First Academies: Benjamin West and the Founding of the Royal Academy of Arts and the Pennsylvania Academy of the Fine Arts (March 2-June 3, Pennsylvania Academy of the Fine Arts). West (1738-1820), who was born in what is now Swarthmore and grew up in Newtown Square, left for London to study art and became successful so quickly he never came home. He was a founder and second president of London’s Royal Academy, and he also supported, from a distance, the creation of an academy in Philadelphia. The exhibition, which features about 80 works, examines the role of the academies, and celebrates some of the other American artists who were influential in PAFA’s founding and growth. (215-972-7600, pafa.org)
Eye on Nature: Andrew Wyeth and John Ruskin (March 10-May 27, Delaware Art Museum). John Ruskin was one of the most influential critics of the Victorian era in England, but he also devoted himself to closely observed drawings of nature. A selection of drawings on loan from the Ruskin Library in England will be paired with drawings by Wyeth, another careful limner of dry sticks and bare branches. (302-571-9590, delart.org)
Modern Times: American Art 1910-1950 (April 18-Sept. 3, Philadelphia Museum of Art). Early 20th-century art — long prized as much for its documentary value as for its aesthetic quality — is in a period of reappraisal. The Art Museum has a large and distinguished collection, especially of the artists associated with Alfred Stieglitz such as Georgia O’Keeffe, Marsden Hartley, and Arthur Dove. The show will emphasize painting and sculpture, but there will be prints, drawings, photographs, and costume as well. (215-763-8100, philamuseum.org)
Ursula von Rydingsvard: The Contour of Feeling (April 27-Aug. 26, Fabric Workshop and Museum). This highly regarded German sculptor is known for very finely crafted works executed at a very large scale. Her best known works are made of cedar, though a new work she is creating for this retrospective will be made of leather. It will include many works never before exhibited in the United States. (215-561-8888 fabricworkshopandmuseum.org). In addition, beginning on the same date, Now, She: Two Sculptures by Ursula von Rydingsvard, a pair of large outdoor works, will go on view at the Philadelphia Museum of Art’s sculpture garden, for about a year.
Renoir: Father and Son / Painting and Cinema — (May 6-Sept. 3, Barnes Foundation). “I have spent my life trying to determine the extent of the influence of my father upon me,” Jean Renoir once wrote. This exhibition will explore connections between the art of the impressionist painter and his filmmaker son, in part by showing clips from Jean Renoir’s films adjacent to Pierre-Auguste Renoir’s paintings. (215-278-7200, barnesfoundation.org)

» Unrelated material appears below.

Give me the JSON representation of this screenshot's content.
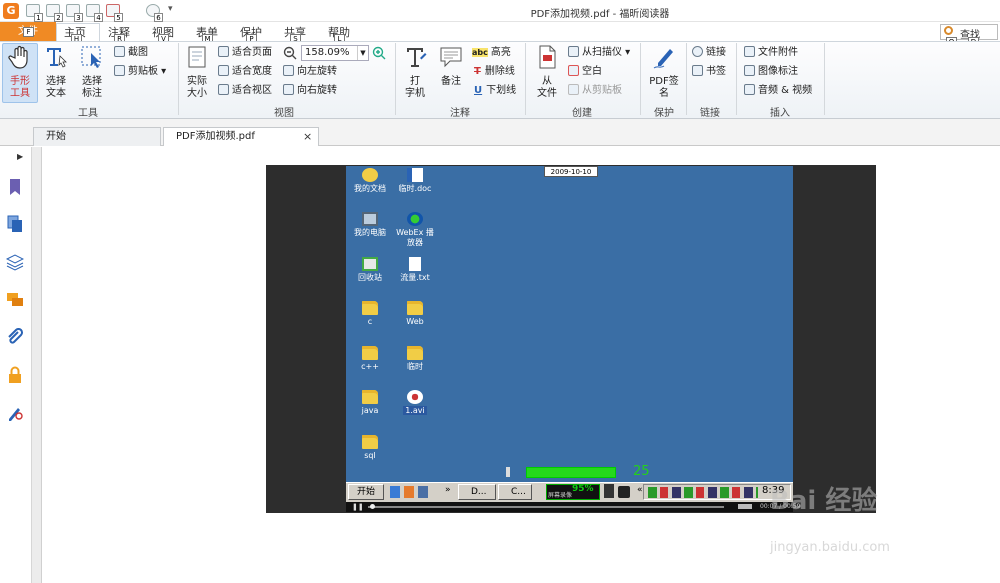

Frank Stella Unbound: Literature and Printmaking (May 19-Sept. 23, Princeton University Art Museum). This exhibition focuses on four major series of prints done by the artist, best known for his geometric paintings, between 1984 and 1999 and based on literary works. The premise of the show is that these works mark a transformation of Stella’s style, and also changed contemporary printmaking. This show will include 41 of the large-scale prints, and their literary inspirations. (609-258-3788, artmuseum.princeton.edu)
American Moderns: The Legacy of Gerry and Marguerite Lenfest (June 2-Oct. 21, Michener Art Museum). This small show is a sort of regional companion to the Art Museum’s “Modern Times” show. Its premise is that while Philadelphia-area artists of the early 20th century are most often identified with American impressionism, some were committed, experimental modernists. (215-340-9800, michenerartmuseum.org)
Natural Wonders: the Sublime in Contemporary Art (June 23-Oct. 21, Brandywine River Museum of Art). This extremely promising group show of a dozen major contemporary American artists focuses on artists’ view of nature in the increasingly unnatural world of the early 21st century. (610-388-2700, brandywine.org/museum)